_Work to complete_. The records that follow should be copied in full, exactly as they read.

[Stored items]
- - -
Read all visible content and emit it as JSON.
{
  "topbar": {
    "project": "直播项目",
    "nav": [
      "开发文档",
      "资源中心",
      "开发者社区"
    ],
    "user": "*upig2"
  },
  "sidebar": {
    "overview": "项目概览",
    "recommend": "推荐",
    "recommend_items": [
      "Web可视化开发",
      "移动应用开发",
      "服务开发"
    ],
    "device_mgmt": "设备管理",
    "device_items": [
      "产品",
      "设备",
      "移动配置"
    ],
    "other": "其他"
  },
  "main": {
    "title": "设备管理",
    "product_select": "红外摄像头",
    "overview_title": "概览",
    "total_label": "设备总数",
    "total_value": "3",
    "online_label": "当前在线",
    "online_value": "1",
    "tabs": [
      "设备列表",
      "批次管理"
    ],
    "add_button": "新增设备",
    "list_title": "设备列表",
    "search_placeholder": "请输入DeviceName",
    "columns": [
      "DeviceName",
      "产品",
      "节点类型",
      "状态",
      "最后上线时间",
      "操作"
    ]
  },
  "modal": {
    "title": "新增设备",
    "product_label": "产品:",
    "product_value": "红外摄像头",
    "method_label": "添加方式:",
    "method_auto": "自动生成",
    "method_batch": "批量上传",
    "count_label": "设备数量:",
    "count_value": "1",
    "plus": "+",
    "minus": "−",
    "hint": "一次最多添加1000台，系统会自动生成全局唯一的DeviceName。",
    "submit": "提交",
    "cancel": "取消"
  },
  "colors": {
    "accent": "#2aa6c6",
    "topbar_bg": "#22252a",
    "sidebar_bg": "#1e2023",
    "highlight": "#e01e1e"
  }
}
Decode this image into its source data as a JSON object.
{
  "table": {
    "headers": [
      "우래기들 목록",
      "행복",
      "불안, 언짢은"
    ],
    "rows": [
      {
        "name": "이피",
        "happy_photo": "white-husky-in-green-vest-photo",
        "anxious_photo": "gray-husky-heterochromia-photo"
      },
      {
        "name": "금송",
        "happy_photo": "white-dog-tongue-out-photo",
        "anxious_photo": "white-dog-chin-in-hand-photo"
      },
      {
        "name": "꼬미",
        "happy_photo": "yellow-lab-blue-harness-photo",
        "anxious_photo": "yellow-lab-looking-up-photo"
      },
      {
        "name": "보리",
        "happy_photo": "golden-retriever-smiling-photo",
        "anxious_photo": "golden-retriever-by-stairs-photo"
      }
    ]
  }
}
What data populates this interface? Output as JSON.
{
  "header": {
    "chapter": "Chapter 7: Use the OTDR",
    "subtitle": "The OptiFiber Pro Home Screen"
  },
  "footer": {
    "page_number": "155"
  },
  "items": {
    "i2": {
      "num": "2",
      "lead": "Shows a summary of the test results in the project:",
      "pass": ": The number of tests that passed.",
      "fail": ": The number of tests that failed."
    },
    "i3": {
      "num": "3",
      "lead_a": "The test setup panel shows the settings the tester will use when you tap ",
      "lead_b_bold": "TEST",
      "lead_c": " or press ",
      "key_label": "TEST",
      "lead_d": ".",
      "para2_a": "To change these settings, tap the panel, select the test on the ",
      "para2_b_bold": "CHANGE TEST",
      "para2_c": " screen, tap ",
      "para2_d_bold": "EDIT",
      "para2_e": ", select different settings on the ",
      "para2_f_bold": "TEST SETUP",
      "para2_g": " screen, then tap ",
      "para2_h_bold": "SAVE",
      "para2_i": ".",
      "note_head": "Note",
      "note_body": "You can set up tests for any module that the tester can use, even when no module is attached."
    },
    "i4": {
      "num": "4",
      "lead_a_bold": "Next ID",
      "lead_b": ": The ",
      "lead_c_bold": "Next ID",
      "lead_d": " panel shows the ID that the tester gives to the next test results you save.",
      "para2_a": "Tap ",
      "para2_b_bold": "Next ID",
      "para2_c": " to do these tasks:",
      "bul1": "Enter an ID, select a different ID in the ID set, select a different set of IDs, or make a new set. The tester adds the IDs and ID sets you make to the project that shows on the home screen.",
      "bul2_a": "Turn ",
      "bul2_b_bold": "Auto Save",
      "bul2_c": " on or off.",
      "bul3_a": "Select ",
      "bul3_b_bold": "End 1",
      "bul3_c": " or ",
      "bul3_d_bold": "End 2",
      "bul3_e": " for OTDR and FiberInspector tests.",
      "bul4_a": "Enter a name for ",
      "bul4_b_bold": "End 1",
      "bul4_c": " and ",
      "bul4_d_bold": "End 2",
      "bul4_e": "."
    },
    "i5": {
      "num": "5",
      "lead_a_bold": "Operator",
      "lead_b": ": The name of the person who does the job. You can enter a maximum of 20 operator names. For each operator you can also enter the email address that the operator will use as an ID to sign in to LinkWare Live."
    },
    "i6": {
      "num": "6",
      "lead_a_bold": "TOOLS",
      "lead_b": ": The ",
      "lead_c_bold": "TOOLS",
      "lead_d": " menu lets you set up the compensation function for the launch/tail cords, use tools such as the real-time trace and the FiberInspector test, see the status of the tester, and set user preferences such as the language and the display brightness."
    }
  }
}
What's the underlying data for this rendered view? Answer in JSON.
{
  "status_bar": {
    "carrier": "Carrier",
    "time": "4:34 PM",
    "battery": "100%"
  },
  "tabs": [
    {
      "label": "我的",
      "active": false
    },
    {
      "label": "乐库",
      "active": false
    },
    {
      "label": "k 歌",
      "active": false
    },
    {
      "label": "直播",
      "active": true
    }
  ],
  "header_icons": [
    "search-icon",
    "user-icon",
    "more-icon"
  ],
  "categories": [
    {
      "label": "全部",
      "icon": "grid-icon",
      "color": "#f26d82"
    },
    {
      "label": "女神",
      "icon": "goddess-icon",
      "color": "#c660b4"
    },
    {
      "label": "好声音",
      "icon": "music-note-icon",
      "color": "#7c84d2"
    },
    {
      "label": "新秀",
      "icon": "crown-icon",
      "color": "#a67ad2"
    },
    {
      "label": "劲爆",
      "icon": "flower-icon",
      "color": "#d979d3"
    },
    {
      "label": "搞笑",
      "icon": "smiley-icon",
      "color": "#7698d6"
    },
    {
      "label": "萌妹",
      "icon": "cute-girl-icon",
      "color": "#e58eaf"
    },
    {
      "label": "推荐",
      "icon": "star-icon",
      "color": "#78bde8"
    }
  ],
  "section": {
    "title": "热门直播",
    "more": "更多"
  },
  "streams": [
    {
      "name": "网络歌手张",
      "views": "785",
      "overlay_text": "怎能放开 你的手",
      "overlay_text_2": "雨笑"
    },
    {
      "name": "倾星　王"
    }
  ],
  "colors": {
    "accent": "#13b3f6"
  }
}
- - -
_Result of the task_.
Read all visible content and emit it as JSON.
{
  "topbar": {
    "project": "直播项目",
    "nav": [
      "开发文档",
      "资源中心",
      "开发者社区"
    ],
    "user": "*upig2"
  },
  "sidebar": {
    "overview": "项目概览",
    "recommend": "推荐",
    "recommend_items": [
      "Web可视化开发",
      "移动应用开发",
      "服务开发"
    ],
    "device_mgmt": "设备管理",
    "device_items": [
      "产品",
      "设备",
      "移动配置"
    ],
    "other": "其他"
  },
  "main": {
    "title": "设备管理",
    "product_select": "红外摄像头",
    "overview_title": "概览",
    "total_label": "设备总数",
    "total_value": "3",
    "online_label": "当前在线",
    "online_value": "1",
    "tabs": [
      "设备列表",
      "批次管理"
    ],
    "add_button": "新增设备",
    "list_title": "设备列表",
    "search_placeholder": "请输入DeviceName",
    "columns": [
      "DeviceName",
      "产品",
      "节点类型",
      "状态",
      "最后上线时间",
      "操作"
    ]
  },
  "modal": {
    "title": "新增设备",
    "product_label": "产品:",
    "product_value": "红外摄像头",
    "method_label": "添加方式:",
    "method_auto": "自动生成",
    "method_batch": "批量上传",
    "count_label": "设备数量:",
    "count_value": "1",
    "plus": "+",
    "minus": "−",
    "hint": "一次最多添加1000台，系统会自动生成全局唯一的DeviceName。",
    "submit": "提交",
    "cancel": "取消"
  },
  "colors": {
    "accent": "#2aa6c6",
    "topbar_bg": "#22252a",
    "sidebar_bg": "#1e2023",
    "highlight": "#e01e1e"
  }
}
Decode this image into its source data as a JSON object.
{
  "table": {
    "headers": [
      "우래기들 목록",
      "행복",
      "불안, 언짢은"
    ],
    "rows": [
      {
        "name": "이피",
        "happy_photo": "white-husky-in-green-vest-photo",
        "anxious_photo": "gray-husky-heterochromia-photo"
      },
      {
        "name": "금송",
        "happy_photo": "white-dog-tongue-out-photo",
        "anxious_photo": "white-dog-chin-in-hand-photo"
      },
      {
        "name": "꼬미",
        "happy_photo": "yellow-lab-blue-harness-photo",
        "anxious_photo": "yellow-lab-looking-up-photo"
      },
      {
        "name": "보리",
        "happy_photo": "golden-retriever-smiling-photo",
        "anxious_photo": "golden-retriever-by-stairs-photo"
      }
    ]
  }
}
What data populates this interface? Output as JSON.
{
  "header": {
    "chapter": "Chapter 7: Use the OTDR",
    "subtitle": "The OptiFiber Pro Home Screen"
  },
  "footer": {
    "page_number": "155"
  },
  "items": {
    "i2": {
      "num": "2",
      "lead": "Shows a summary of the test results in the project:",
      "pass": ": The number of tests that passed.",
      "fail": ": The number of tests that failed."
    },
    "i3": {
      "num": "3",
      "lead_a": "The test setup panel shows the settings the tester will use when you tap ",
      "lead_b_bold": "TEST",
      "lead_c": " or press ",
      "key_label": "TEST",
      "lead_d": ".",
      "para2_a": "To change these settings, tap the panel, select the test on the ",
      "para2_b_bold": "CHANGE TEST",
      "para2_c": " screen, tap ",
      "para2_d_bold": "EDIT",
      "para2_e": ", select different settings on the ",
      "para2_f_bold": "TEST SETUP",
      "para2_g": " screen, then tap ",
      "para2_h_bold": "SAVE",
      "para2_i": ".",
      "note_head": "Note",
      "note_body": "You can set up tests for any module that the tester can use, even when no module is attached."
    },
    "i4": {
      "num": "4",
      "lead_a_bold": "Next ID",
      "lead_b": ": The ",
      "lead_c_bold": "Next ID",
      "lead_d": " panel shows the ID that the tester gives to the next test results you save.",
      "para2_a": "Tap ",
      "para2_b_bold": "Next ID",
      "para2_c": " to do these tasks:",
      "bul1": "Enter an ID, select a different ID in the ID set, select a different set of IDs, or make a new set. The tester adds the IDs and ID sets you make to the project that shows on the home screen.",
      "bul2_a": "Turn ",
      "bul2_b_bold": "Auto Save",
      "bul2_c": " on or off.",
      "bul3_a": "Select ",
      "bul3_b_bold": "End 1",
      "bul3_c": " or ",
      "bul3_d_bold": "End 2",
      "bul3_e": " for OTDR and FiberInspector tests.",
      "bul4_a": "Enter a name for ",
      "bul4_b_bold": "End 1",
      "bul4_c": " and ",
      "bul4_d_bold": "End 2",
      "bul4_e": "."
    },
    "i5": {
      "num": "5",
      "lead_a_bold": "Operator",
      "lead_b": ": The name of the person who does the job. You can enter a maximum of 20 operator names. For each operator you can also enter the email address that the operator will use as an ID to sign in to LinkWare Live."
    },
    "i6": {
      "num": "6",
      "lead_a_bold": "TOOLS",
      "lead_b": ": The ",
      "lead_c_bold": "TOOLS",
      "lead_d": " menu lets you set up the compensation function for the launch/tail cords, use tools such as the real-time trace and the FiberInspector test, see the status of the tester, and set user preferences such as the language and the display brightness."
    }
  }
}
What's the underlying data for this rendered view? Answer in JSON.
{
  "status_bar": {
    "carrier": "Carrier",
    "time": "4:34 PM",
    "battery": "100%"
  },
  "tabs": [
    {
      "label": "我的",
      "active": false
    },
    {
      "label": "乐库",
      "active": false
    },
    {
      "label": "k 歌",
      "active": false
    },
    {
      "label": "直播",
      "active": true
    }
  ],
  "header_icons": [
    "search-icon",
    "user-icon",
    "more-icon"
  ],
  "categories": [
    {
      "label": "全部",
      "icon": "grid-icon",
      "color": "#f26d82"
    },
    {
      "label": "女神",
      "icon": "goddess-icon",
      "color": "#c660b4"
    },
    {
      "label": "好声音",
      "icon": "music-note-icon",
      "color": "#7c84d2"
    },
    {
      "label": "新秀",
      "icon": "crown-icon",
      "color": "#a67ad2"
    },
    {
      "label": "劲爆",
      "icon": "flower-icon",
      "color": "#d979d3"
    },
    {
      "label": "搞笑",
      "icon": "smiley-icon",
      "color": "#7698d6"
    },
    {
      "label": "萌妹",
      "icon": "cute-girl-icon",
      "color": "#e58eaf"
    },
    {
      "label": "推荐",
      "icon": "star-icon",
      "color": "#78bde8"
    }
  ],
  "section": {
    "title": "热门直播",
    "more": "更多"
  },
  "streams": [
    {
      "name": "网络歌手张",
      "views": "785",
      "overlay_text": "怎能放开 你的手",
      "overlay_text_2": "雨笑"
    },
    {
      "name": "倾星　王"
    }
  ],
  "colors": {
    "accent": "#13b3f6"
  }
}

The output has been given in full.